While a probate may be necessary to wind up the affairs of a decedent, sometimes a more efficient method is available. Enter…probate alternatives.
Some probate alternatives available include:
Affidavit of Heirship
- What is it? A sworn statement of facts, corroborated by 2 people via additional sworn statements, concerning the decedent’s family history and the identity of his or her heirs filed in the deed records if real property is involved.
- When is it typically used? When there is no will, or there is a will whose distributees are the same as the intestate heirs (called an Affidavit of Heirship with Will Attached).
- This is one of the simplest methods, but is often met with resistance so you must be certain it will be accepted by the holder of property. If real property is involved, title companies often will not rely on an Affidavit of Heirship unless it has been of record for 5 years.
Small Estate Affidavit
- What is it? An affidavit sworn to by 2 witnesses and the distributees listing the assets and liabilities of the estate, the names and addressees of the distributees, and family history filed with the court and Order by the court.
- When is it typically used? When there is no will and the entire estate, not including the homestead and exempt personal property (which is listed in the Texas Estates Code) does not exceed $50,000.
Proceedings to Declare Heirship
- What is it? A judicial determination of the heirs of a decedent. An application, notice, attorney ad litem, and hearing are required.

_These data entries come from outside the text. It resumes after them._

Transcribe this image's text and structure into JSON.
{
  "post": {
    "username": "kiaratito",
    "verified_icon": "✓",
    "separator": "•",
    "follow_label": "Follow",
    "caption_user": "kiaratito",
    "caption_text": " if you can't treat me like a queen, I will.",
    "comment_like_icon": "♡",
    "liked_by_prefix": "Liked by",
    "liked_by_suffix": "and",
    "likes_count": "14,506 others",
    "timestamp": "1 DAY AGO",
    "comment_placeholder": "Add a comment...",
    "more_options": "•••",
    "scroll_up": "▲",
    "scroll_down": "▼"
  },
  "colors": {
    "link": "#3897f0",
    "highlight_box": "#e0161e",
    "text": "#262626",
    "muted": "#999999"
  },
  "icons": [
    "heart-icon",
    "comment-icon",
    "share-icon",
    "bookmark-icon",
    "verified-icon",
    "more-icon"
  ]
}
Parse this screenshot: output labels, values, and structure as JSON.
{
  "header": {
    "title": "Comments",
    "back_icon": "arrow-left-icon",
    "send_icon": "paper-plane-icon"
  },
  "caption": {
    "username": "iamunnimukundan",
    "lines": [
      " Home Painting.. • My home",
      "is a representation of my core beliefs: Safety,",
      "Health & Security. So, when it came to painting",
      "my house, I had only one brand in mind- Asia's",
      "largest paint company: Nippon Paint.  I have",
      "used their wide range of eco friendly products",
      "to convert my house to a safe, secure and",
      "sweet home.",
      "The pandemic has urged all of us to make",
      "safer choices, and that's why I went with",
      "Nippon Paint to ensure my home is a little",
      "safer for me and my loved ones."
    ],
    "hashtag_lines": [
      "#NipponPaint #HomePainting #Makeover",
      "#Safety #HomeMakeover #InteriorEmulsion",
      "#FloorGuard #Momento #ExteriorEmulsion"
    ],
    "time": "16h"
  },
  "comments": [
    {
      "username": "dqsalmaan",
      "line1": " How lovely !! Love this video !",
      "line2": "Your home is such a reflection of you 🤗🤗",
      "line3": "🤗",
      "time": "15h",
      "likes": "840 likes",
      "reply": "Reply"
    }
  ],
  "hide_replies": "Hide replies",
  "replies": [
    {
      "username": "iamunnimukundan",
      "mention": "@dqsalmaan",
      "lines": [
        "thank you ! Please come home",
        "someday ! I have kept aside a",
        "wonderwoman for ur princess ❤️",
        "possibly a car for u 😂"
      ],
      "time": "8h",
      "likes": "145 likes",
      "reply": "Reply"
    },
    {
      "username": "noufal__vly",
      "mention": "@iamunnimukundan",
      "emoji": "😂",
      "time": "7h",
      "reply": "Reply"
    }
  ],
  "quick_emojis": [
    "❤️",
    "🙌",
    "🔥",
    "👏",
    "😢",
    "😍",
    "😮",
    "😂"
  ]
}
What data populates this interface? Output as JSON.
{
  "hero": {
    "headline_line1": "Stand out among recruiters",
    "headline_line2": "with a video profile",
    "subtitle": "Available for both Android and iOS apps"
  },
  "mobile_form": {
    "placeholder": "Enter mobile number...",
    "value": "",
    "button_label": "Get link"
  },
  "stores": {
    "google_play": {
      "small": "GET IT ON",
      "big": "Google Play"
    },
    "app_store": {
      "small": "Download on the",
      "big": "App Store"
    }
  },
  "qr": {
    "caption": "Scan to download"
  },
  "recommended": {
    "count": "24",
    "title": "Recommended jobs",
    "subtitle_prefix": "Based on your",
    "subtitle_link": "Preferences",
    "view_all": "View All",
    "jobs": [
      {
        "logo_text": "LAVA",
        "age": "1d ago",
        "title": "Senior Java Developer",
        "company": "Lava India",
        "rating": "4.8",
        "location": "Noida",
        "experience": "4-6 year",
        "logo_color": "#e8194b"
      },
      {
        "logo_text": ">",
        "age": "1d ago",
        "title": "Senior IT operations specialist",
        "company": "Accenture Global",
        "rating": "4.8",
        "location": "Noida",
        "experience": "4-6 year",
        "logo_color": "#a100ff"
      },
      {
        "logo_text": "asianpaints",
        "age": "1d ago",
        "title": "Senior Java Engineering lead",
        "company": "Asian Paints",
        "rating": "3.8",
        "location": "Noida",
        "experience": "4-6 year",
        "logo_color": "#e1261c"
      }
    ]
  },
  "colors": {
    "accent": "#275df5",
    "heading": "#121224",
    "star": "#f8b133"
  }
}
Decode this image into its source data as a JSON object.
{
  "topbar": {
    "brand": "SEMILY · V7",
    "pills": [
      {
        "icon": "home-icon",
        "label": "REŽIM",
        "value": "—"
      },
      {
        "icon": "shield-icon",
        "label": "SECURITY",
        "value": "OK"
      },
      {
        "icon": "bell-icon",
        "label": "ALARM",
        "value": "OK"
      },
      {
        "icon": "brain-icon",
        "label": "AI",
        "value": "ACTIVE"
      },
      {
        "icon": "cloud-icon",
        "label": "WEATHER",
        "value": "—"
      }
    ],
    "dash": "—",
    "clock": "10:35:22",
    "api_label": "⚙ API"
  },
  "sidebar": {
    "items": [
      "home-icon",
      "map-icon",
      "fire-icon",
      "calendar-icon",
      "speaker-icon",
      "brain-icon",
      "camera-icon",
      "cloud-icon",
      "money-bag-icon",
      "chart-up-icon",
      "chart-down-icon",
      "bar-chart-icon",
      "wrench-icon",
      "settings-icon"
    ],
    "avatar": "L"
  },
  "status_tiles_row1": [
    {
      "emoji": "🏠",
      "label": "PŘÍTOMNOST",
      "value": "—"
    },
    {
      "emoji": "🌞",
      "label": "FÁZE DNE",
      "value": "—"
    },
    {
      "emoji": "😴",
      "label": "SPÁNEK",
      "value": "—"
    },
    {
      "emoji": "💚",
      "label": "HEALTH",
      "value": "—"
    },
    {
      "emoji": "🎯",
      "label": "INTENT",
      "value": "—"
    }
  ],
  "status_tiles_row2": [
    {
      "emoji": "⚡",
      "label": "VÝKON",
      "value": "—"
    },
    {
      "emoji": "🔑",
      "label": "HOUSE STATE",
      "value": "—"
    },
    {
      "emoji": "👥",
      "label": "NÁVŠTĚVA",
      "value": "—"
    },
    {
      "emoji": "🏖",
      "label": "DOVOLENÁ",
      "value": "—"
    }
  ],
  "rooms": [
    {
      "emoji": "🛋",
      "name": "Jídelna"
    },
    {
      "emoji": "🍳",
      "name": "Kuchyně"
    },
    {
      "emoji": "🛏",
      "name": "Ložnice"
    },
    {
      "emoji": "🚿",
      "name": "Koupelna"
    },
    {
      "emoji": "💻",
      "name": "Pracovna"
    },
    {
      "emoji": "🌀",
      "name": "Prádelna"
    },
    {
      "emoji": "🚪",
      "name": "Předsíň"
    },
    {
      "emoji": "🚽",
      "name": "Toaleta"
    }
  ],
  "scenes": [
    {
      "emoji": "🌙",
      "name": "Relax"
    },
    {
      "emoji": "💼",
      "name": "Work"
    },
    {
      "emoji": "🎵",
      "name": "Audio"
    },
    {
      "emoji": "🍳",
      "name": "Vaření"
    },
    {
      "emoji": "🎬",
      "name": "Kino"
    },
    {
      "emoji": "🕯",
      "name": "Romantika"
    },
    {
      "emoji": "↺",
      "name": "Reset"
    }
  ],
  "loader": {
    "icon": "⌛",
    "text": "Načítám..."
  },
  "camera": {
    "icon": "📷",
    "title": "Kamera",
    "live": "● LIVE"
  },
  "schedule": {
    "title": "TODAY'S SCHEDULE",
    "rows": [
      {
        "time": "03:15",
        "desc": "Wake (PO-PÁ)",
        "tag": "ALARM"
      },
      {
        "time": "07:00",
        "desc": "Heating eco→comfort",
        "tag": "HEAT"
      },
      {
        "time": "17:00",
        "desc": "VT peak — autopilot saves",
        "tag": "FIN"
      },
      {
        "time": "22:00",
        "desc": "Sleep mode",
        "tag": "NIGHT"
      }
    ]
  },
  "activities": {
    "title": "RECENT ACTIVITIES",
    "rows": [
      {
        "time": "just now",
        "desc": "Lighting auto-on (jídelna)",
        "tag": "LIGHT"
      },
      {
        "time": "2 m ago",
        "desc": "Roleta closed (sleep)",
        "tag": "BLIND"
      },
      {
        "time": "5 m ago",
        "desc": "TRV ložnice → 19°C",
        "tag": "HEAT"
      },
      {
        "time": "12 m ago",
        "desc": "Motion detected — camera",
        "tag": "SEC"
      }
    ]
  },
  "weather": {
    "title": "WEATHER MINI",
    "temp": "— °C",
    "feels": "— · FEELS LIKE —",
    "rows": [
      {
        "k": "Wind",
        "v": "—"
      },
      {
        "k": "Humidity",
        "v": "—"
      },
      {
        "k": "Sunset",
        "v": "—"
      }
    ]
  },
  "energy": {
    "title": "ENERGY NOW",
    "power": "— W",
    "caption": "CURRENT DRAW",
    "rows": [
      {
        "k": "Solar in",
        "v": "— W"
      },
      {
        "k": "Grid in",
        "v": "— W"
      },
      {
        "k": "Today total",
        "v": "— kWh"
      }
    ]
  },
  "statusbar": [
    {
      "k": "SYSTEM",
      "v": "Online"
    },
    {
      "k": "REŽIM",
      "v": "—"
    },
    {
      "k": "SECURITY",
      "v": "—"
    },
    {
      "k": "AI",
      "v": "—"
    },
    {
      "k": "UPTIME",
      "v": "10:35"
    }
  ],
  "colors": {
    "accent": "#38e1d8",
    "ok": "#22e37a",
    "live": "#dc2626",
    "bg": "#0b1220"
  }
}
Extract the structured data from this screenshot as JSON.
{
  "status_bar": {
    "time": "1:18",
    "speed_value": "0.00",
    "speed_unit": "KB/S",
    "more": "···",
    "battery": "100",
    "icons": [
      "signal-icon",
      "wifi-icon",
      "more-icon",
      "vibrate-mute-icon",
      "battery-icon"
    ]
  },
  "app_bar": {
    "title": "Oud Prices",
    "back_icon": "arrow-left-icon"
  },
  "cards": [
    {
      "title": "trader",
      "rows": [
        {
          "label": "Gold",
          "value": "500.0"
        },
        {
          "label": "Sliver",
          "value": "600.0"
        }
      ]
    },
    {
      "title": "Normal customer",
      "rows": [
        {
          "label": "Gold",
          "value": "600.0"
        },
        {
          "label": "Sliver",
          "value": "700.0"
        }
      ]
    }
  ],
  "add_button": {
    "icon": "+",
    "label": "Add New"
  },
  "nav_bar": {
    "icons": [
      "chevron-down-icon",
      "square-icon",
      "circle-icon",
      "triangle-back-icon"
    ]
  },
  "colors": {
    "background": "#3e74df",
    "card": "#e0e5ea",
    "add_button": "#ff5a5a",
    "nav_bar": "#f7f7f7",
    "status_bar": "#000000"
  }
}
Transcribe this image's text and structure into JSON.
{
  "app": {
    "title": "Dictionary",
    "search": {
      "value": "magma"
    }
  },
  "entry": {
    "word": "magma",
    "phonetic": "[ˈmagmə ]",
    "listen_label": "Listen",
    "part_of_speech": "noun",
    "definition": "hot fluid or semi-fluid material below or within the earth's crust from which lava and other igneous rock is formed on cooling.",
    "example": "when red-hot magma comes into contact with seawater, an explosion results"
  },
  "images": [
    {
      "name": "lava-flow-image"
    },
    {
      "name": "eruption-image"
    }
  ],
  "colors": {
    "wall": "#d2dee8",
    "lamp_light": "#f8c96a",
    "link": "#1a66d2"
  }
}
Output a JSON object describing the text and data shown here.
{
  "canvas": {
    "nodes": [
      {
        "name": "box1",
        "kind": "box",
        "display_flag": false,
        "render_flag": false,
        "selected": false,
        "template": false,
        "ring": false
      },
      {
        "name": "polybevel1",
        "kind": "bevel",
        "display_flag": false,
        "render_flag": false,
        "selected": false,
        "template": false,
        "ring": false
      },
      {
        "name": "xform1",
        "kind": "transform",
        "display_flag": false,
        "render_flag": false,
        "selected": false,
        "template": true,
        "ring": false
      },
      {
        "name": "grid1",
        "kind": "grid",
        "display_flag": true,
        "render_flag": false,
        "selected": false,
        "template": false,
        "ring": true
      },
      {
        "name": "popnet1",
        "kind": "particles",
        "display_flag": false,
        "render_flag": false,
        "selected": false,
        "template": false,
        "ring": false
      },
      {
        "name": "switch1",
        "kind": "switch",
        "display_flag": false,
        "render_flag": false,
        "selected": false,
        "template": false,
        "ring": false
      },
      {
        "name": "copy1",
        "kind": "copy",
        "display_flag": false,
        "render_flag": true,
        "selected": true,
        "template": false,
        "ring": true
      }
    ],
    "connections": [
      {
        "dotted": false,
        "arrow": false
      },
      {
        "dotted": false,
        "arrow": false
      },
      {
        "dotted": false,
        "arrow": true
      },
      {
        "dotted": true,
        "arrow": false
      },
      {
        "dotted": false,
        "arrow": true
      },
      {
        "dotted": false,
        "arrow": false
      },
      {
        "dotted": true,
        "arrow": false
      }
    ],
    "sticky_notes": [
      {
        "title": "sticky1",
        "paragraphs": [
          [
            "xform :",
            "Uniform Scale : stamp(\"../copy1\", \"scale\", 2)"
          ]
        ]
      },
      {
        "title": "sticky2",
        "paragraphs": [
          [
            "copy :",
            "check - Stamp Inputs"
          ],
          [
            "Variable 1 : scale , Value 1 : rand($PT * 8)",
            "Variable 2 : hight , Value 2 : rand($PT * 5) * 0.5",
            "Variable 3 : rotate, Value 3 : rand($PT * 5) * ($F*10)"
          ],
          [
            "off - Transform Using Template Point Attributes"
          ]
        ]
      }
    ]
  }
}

- When is it typically used? When…1) there is no will and no other probate alternative is available 2) there is a will, but the will does not entirely dispose of decedent’s assets; or 3) there is a will, but it was not probated within 4 years due to the fault of an applicant.
Other probate alternatives include Informal Family Agreements, Orders of No Administration, and Community Administrations.